Work task - Work through the records below and copy every line that includes "data".
(Beginning of Record excerpts)
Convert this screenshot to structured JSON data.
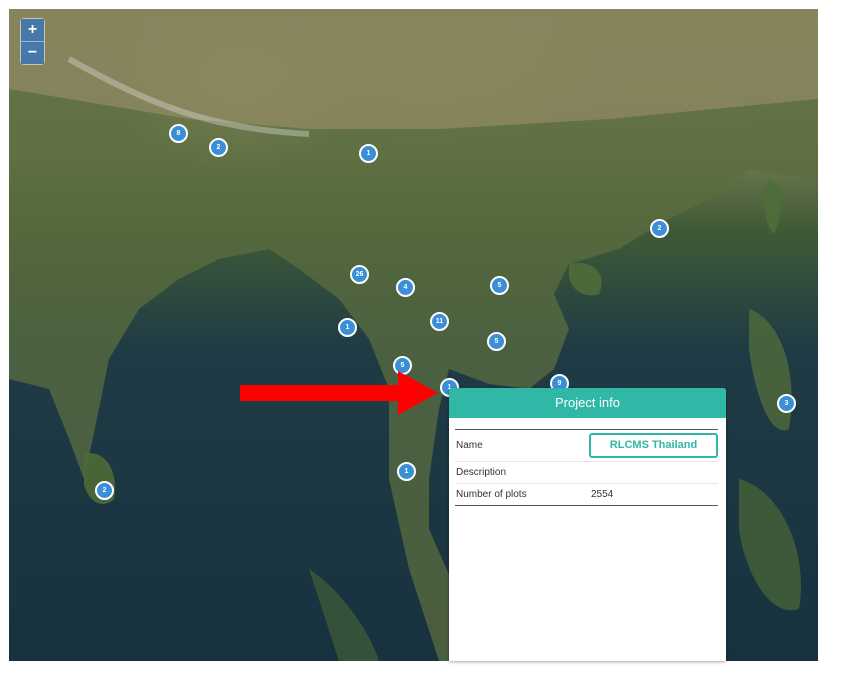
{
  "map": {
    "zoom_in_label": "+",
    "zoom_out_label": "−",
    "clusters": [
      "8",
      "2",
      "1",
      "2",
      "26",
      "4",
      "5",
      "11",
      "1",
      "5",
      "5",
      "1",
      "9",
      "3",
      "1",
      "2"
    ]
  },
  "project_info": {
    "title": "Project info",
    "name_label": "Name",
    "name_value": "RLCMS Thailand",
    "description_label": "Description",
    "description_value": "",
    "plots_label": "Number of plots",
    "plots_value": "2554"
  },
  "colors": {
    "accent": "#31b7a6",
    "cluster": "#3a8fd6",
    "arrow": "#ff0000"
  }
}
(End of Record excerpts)
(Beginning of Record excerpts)
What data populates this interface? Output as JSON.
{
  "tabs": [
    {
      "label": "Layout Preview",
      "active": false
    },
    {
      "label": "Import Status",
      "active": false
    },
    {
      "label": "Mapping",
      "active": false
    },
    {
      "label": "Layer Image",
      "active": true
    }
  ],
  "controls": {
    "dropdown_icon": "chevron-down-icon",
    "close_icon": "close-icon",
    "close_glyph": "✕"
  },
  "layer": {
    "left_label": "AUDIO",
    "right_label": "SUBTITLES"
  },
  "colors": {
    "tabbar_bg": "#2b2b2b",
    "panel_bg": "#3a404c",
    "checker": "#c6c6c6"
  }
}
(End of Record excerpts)
Response to this task -
Convert this screenshot to structured JSON data.
What data populates this interface? Output as JSON.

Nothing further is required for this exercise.